Nîmes is my heart’s city. I have spent there all my adolescence and I would like to let you discover the town through my grown-up eyes. So let’s make a tour!
We will begin at the train station, because maybe you don’t have a car… The Nîmes train station is the terminus of the high-speed line coming from Paris. This is why the connection between Nîmes and Montpellier is so long by train even if you stay in the same TGV!
To leave the train station with direction city center, go up the Avenue Feuchère. You will find plenty of bus stops there but, as Nîmes is not too expanded, you can easily walk around. You are now arriving at the Charles de Gaulle Esplanade recently renovated and read more
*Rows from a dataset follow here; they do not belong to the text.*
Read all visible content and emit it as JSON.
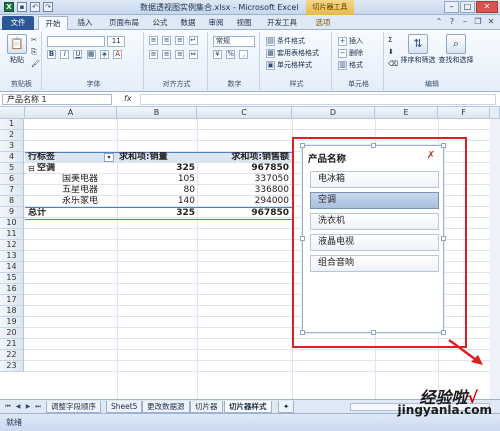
{
  "window": {
    "title": "数据透视图实例集合.xlsx - Microsoft Excel",
    "context_tab": "切片器工具"
  },
  "ribbon_tabs": [
    "文件",
    "开始",
    "插入",
    "页面布局",
    "公式",
    "数据",
    "审阅",
    "视图",
    "开发工具",
    "选项"
  ],
  "ribbon": {
    "clipboard": {
      "paste": "粘贴",
      "label": "剪贴板"
    },
    "font": {
      "label": "字体",
      "size": "11"
    },
    "alignment": {
      "label": "对齐方式"
    },
    "number": {
      "format": "常规",
      "label": "数字"
    },
    "styles": {
      "conditional": "条件格式",
      "table": "套用表格格式",
      "cell": "单元格样式",
      "label": "样式"
    },
    "cells": {
      "insert": "插入",
      "delete": "删除",
      "format": "格式",
      "label": "单元格"
    },
    "editing": {
      "sort": "排序和筛选",
      "find": "查找和选择",
      "label": "编辑"
    }
  },
  "formula_bar": {
    "name_box": "产品名称 1",
    "fx": "fx",
    "value": ""
  },
  "columns": [
    "A",
    "B",
    "C",
    "D",
    "E",
    "F"
  ],
  "rows": [
    "1",
    "2",
    "3",
    "4",
    "5",
    "6",
    "7",
    "8",
    "9",
    "10",
    "11",
    "12",
    "13",
    "14",
    "15",
    "16",
    "17",
    "18",
    "19",
    "20",
    "21",
    "22",
    "23"
  ],
  "pivot": {
    "headers": {
      "row_label": "行标签",
      "qty": "求和项:销量",
      "sales": "求和项:销售额"
    },
    "group": {
      "name": "空调",
      "qty": "325",
      "sales": "967850"
    },
    "items": [
      {
        "name": "国美电器",
        "qty": "105",
        "sales": "337050"
      },
      {
        "name": "五星电器",
        "qty": "80",
        "sales": "336800"
      },
      {
        "name": "永乐家电",
        "qty": "140",
        "sales": "294000"
      }
    ],
    "total": {
      "label": "总计",
      "qty": "325",
      "sales": "967850"
    }
  },
  "slicer": {
    "title": "产品名称",
    "items": [
      {
        "label": "电冰箱",
        "selected": false
      },
      {
        "label": "空调",
        "selected": true
      },
      {
        "label": "洗衣机",
        "selected": false
      },
      {
        "label": "液晶电视",
        "selected": false
      },
      {
        "label": "组合音响",
        "selected": false
      }
    ]
  },
  "sheet_tabs": [
    "调整字段顺序",
    "Sheet5",
    "更改数据源",
    "切片器",
    "切片器样式"
  ],
  "active_sheet": "切片器样式",
  "status": {
    "text": "就绪"
  },
  "watermark": {
    "brand": "经验啦",
    "url": "jingyanla.com",
    "check": "√"
  },
  "colors": {
    "accent": "#2b5797",
    "annotation": "#e02020",
    "slicer_selected": "#a9c0de"
  }
}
The walled city was originally a hamlet inhabited only by fishers and salters amid salt pits. In the eighteenth century, the Matafère tower was built presumably to alert the Magne tower in Nîmes, in case of a fleet invasion. A few centuries later, in the Middle Ages, Louis IX wanted to establish access to the Mediterranean Sea for the French Crown to use it as departure point for the crusades. Consequently, with the aid of his architect Eudes de Montreuil, he designed from 1244 the plans of read more
Turning around street corners in the old town of Strasbourg on the Grande Île in the middle of the river Ill, you may end up in one of the most atmospheric sections of this World Heritage Site. Timber houses, narrow streets: you are in Petite France, in the Middle Ages the tanners’ quarter of the city. River canals cut through the area and slow-moving boats pass through the locks, the two halves pulled aside to read more
The Vieux-Port: Marseille’s old port was for many years the city’s gateway to the sea and the world of trade. Now it is a lively center of the downtown area, brimming with restaurants, bars, and cafes. The historic section of the city around the port was destroyed during World War II and reconstruction began in 1948. In past centuries thousands of trading vessels passed through the port each year. Now the harbor is a marina crowded with smaller ships. Two forts were read more
One of my favourite places in France is the Mont Saint-Michel, which in English means Saint Michael’s Mount. The Mont Saint-Michel is a tiny island situated at the mouth of River Couesnon in Normandy, next to its border with the region of Brittany.
The island lies at a strategic position and it has held fortifications from the ancient times until the 8th century, when the monastery of Saint Michel was built on it and gave it the name by which it is known today. Until that time the island was known as read more